Category B: An infectious substance that is not in a form generally capable of causing permanent disability or life-threatening or fatal disease in otherwise healthy humans or animals when exposure to it occurs. This includes Category B infectious substances transported for diagnostic or investigational purposes. A Category B infectious substance must be described as “Biological substance, Category B” and assigned identification number UN 3373.This does not include regulated medical waste, which must be assigned identification number UN 3291.


PHMSA - DOT - Transportation of Infectious Substances  Class A and Class B

Infectious Substances Presentation 

PHMSA - Infectious Substances Portal

Infectious Substances Overview




CDC - Appendix B—Decontamination and Disinfection

CDC - BioSafety Risk Level 1, 2, 3, 4 Defined

WHO - BioSafety Manual - Third Edition

BioSafety Cabinets

BioSafety Cabinet video for Industry Info page

Canada - BioSafety Guidance

USDA - Emergency Management Guidelines for Animal Health

EPA - Registered Disinfectants

EPA - Microorganism Susceptibility

EPA - Efficacy Spectrum -

Illustration of Microorganism Susceptibility to EPA Registered Disinfectants v3

EPA - Biological Indicator Guidance


EPA - Selected EPA Registered Disinfectants

EPA - efficacy-requirements-antimicrobial-pesticides



Food Safety Modernization Act (FDA)

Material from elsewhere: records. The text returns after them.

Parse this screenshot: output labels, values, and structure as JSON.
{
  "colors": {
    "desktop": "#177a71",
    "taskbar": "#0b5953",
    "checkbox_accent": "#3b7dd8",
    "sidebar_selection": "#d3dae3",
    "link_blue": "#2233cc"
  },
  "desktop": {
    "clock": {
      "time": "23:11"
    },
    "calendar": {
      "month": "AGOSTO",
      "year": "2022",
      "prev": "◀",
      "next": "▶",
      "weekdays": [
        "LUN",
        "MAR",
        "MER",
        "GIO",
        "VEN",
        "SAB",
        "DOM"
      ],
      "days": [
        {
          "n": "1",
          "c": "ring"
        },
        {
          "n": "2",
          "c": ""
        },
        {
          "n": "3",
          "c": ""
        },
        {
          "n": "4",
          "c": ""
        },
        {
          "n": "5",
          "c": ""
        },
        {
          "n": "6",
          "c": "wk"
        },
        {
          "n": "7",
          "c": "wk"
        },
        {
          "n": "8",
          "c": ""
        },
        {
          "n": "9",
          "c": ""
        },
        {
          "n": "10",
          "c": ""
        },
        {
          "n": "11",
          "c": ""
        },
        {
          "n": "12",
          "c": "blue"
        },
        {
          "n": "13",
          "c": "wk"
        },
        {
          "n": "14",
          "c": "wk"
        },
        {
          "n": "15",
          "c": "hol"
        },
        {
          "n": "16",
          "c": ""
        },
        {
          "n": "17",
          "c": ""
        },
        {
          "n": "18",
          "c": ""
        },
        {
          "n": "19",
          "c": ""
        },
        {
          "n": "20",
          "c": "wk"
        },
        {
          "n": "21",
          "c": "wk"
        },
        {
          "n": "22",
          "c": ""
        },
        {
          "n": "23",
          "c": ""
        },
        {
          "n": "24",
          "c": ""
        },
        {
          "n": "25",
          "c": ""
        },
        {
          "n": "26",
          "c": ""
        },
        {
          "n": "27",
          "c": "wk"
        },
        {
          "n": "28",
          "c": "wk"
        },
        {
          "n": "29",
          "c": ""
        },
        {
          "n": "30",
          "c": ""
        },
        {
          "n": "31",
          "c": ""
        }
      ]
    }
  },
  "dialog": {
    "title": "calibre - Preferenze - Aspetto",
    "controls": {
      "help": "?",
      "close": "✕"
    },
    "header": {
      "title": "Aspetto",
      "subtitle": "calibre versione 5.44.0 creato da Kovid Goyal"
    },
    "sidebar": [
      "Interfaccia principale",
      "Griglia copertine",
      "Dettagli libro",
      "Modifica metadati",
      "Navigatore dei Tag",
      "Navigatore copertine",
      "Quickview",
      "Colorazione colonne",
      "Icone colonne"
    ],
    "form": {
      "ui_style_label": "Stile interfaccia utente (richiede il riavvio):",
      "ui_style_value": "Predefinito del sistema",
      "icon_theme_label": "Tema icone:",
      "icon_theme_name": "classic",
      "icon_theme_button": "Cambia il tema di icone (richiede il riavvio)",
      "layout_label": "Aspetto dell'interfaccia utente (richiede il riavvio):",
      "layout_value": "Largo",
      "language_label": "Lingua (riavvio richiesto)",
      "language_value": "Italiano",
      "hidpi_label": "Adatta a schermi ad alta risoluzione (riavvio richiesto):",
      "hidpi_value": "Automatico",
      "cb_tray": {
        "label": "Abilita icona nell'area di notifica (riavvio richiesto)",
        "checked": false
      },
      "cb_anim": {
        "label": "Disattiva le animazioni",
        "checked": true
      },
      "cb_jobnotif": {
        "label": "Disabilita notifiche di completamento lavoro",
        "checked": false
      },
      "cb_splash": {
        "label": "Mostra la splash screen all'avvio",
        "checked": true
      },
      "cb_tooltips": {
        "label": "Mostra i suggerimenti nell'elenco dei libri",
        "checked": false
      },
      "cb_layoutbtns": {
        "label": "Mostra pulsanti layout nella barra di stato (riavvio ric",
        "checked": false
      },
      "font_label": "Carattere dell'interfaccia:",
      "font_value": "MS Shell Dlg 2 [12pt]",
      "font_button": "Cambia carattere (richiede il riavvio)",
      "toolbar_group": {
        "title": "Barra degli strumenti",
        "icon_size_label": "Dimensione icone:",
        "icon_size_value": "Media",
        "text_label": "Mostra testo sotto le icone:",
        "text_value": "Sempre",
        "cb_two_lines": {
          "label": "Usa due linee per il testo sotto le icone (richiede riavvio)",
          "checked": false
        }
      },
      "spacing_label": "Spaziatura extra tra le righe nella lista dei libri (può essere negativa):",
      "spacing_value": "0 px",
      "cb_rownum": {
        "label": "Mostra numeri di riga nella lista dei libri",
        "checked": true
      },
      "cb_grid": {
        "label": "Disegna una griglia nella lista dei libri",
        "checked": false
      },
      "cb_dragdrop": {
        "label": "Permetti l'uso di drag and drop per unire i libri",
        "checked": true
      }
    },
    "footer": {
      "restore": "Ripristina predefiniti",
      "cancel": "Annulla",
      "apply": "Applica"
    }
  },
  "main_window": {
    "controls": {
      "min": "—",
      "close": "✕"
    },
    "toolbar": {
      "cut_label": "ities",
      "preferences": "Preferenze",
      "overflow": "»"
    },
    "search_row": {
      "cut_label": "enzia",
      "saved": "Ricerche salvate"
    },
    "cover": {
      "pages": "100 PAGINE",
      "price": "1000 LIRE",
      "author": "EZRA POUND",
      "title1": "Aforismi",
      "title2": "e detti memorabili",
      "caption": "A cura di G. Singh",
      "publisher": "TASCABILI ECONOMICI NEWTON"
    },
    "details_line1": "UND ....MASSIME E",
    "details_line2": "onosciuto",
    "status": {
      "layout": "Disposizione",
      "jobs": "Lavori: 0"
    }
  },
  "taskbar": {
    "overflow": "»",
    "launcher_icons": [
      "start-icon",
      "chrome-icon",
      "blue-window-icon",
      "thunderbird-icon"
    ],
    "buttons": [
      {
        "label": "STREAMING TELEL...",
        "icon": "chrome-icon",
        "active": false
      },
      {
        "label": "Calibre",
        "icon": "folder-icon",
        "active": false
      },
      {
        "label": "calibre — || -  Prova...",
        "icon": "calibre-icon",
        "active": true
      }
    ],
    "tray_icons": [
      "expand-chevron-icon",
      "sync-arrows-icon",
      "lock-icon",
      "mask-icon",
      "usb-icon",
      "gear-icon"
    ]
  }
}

USDA  FSIS Sanitation Guide

FDA bug book




Meth Lab EPA Guidance Documentation

IAB First Responder PPE Guidance for Fentanyl


DEA Briefing Guide for First Responders

EPA Guidance Document on Fentanyl

CDC Guidance Card on Fentanyl

NIH Forced Degradation of Fentanyl

Oxidative Degradation of Fentanyl in Aqueous Solutions of Peroxides and Hypochlorites

Defence Science Journal, Vol. 61, No. 1, January 2011, pp. 30-35





USP 797 Guidance for Pharmaceutical Compounding Laboratories

AORN (Aseptic Techniques for Environmental Cleaning - Terminal Cleaning)

CDC - Healthcare Infection Control Practices Advisory Committee (HICPAC)

Infection Control Risk Assessment (ICRA)

ICRA Permit



USP 797 Guidance for Pharmaceutical Compounding Laboratories

Cleanroom Classification Information

International Organization for Standardization (ISO)

Cleanroom & Associated Controlled Environment Standards/Documents

FDA GMP Guidance for Aseptic Drug Manufacturing

EC guidelines on the Manufacture of Sterile Medicinal Products




Georgia Crime Scene Cleaner Licensing

HB 149 2017-2018 Regular Session GA Crime Scene Cleaner Bill

HB 149 2017-2018 Regular Session


California Trauma Scene Waste Management Practitioners Licensing


News: Georgia Crime Scene Cleaner Law

Bill: License crime scene cleaners - Rome News-Tribune: Local


NYC Trauma Scene Guidelines


Public Health Information



IICRC - S-540



Contact Us

American Bio Recovery Association
300 New Jersey Avenue NW Suite 900 PMB #9031
Washington, DC 20001
Phone: 888-979-2272

Connect With Us

Our mission

ABRA’s objective is “to achieve and maintain the highest levels of competence among members in the performance of their profession. To teach, instill and require the highest technical, ethical and educational standards.” ABRA certified firms are required to maintain proper insurance, OSHA compliance, Bloodborne Pathogen training records, respirator fit testing, proper handling of biohazardous waste and other laws or requirements in order to maintain good standing with the American Bio-Recovery Association aka ABRA.